▸ **TASK ITEM**
A single number is the answer: the count of lines in these records with "name" in them.

DATA START

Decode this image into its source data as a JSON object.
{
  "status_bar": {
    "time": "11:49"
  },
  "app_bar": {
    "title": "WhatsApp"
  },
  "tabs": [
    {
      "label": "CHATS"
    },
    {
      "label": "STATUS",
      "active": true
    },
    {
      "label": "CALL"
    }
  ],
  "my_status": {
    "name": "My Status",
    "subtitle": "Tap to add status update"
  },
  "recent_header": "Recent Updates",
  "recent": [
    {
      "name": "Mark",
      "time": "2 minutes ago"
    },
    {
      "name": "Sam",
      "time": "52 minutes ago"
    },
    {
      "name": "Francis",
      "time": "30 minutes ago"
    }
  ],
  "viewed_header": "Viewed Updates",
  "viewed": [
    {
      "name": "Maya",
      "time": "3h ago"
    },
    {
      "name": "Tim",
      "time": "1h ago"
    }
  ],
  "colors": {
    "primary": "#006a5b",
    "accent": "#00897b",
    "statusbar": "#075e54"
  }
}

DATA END
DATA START

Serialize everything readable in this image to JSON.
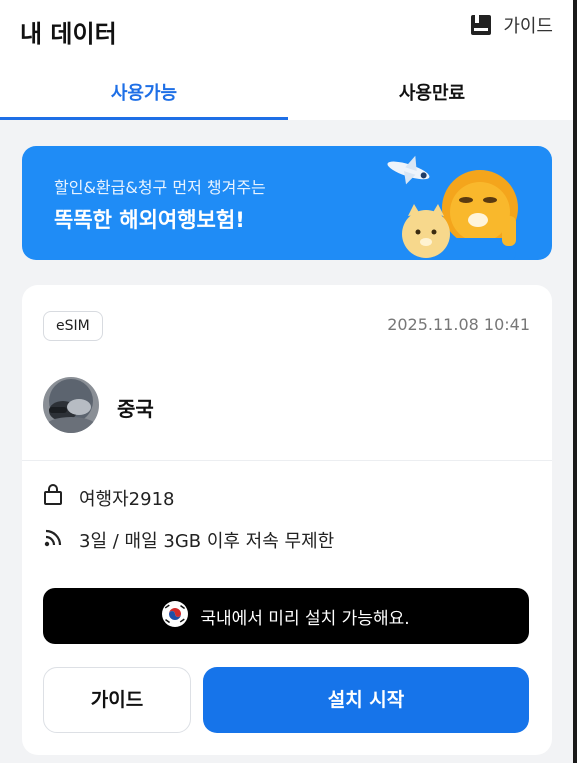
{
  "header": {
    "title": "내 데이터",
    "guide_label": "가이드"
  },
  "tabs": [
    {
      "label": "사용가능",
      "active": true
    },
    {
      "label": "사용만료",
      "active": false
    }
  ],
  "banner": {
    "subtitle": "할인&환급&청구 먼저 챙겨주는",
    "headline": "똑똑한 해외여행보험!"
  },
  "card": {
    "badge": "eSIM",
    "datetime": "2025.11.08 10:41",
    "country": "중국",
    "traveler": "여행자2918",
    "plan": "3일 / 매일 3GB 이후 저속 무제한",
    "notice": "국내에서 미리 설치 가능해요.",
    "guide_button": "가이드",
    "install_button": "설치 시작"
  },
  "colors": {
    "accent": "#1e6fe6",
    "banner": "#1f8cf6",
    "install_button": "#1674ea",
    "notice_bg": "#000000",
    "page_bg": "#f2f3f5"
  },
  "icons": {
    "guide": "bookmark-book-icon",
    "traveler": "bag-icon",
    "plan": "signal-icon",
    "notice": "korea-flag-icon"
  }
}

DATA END
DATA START

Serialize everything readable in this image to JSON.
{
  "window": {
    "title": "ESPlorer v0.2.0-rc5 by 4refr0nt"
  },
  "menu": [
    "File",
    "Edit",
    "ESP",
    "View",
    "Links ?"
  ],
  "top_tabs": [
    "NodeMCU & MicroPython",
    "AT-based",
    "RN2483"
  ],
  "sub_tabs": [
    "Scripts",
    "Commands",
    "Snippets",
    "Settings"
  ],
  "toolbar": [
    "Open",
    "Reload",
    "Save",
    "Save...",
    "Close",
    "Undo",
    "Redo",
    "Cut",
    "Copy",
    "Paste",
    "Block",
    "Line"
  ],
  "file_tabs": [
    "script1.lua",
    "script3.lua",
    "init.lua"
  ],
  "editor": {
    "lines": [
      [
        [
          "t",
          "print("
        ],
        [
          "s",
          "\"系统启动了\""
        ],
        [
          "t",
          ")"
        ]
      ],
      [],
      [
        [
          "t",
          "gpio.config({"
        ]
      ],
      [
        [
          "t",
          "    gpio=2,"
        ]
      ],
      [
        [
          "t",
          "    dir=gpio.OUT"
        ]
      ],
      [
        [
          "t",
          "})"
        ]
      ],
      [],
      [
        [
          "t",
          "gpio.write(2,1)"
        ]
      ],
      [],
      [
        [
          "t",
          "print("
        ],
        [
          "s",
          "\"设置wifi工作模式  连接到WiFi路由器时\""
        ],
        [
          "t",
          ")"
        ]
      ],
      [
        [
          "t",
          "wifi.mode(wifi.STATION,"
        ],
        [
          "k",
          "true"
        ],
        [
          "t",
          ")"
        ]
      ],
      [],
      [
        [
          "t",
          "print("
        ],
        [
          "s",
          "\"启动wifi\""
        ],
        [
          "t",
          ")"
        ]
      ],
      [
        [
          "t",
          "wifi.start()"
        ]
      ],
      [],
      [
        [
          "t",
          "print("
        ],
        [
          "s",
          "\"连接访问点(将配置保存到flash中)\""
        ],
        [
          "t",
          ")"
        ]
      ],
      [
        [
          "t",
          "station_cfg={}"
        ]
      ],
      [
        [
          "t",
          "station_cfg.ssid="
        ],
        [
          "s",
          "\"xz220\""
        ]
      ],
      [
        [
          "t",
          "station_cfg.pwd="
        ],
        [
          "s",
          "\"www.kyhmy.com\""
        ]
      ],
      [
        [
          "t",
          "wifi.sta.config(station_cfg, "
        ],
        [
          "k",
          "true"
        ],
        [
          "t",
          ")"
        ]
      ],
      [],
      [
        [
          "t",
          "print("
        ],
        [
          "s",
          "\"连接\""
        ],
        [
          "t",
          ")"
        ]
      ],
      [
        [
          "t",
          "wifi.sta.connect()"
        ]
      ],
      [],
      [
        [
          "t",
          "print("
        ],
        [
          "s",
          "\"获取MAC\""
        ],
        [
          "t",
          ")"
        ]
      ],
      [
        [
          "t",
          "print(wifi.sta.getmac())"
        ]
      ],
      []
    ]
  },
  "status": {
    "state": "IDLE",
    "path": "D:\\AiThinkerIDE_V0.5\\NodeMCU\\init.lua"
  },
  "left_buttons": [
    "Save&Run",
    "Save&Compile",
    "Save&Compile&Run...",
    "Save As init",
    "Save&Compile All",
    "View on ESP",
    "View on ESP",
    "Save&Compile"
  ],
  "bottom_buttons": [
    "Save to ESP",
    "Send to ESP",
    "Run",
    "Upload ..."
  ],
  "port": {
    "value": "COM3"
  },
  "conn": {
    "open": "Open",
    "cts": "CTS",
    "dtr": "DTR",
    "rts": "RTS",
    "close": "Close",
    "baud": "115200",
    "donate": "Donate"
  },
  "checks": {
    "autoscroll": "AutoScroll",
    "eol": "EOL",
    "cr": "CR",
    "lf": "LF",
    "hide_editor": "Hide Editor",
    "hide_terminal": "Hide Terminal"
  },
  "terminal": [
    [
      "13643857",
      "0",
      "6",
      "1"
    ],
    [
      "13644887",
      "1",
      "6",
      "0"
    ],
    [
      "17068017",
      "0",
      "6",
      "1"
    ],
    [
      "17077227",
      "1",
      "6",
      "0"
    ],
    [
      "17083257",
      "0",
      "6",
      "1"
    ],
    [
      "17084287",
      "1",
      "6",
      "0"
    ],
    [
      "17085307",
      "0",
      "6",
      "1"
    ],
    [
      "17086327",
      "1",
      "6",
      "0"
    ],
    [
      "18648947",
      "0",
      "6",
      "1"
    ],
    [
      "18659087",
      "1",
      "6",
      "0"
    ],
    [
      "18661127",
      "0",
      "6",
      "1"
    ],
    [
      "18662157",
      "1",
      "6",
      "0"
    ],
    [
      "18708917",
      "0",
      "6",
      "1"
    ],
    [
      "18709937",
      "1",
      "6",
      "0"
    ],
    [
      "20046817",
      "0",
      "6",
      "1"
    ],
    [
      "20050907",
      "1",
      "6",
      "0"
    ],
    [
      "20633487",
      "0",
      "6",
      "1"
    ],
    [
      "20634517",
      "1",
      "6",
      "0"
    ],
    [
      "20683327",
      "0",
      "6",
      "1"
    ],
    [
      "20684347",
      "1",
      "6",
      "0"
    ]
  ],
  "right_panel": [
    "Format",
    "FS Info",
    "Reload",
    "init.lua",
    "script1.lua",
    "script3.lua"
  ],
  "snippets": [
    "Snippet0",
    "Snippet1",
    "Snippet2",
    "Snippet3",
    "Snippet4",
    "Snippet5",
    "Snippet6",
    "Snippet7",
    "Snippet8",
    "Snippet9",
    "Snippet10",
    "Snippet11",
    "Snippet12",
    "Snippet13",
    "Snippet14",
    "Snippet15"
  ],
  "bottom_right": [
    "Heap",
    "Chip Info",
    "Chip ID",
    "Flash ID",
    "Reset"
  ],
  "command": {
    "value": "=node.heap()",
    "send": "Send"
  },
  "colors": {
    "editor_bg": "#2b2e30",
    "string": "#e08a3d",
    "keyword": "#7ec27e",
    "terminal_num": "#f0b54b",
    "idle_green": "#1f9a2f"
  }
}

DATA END

▸ **EXERCISE ANSWER**
6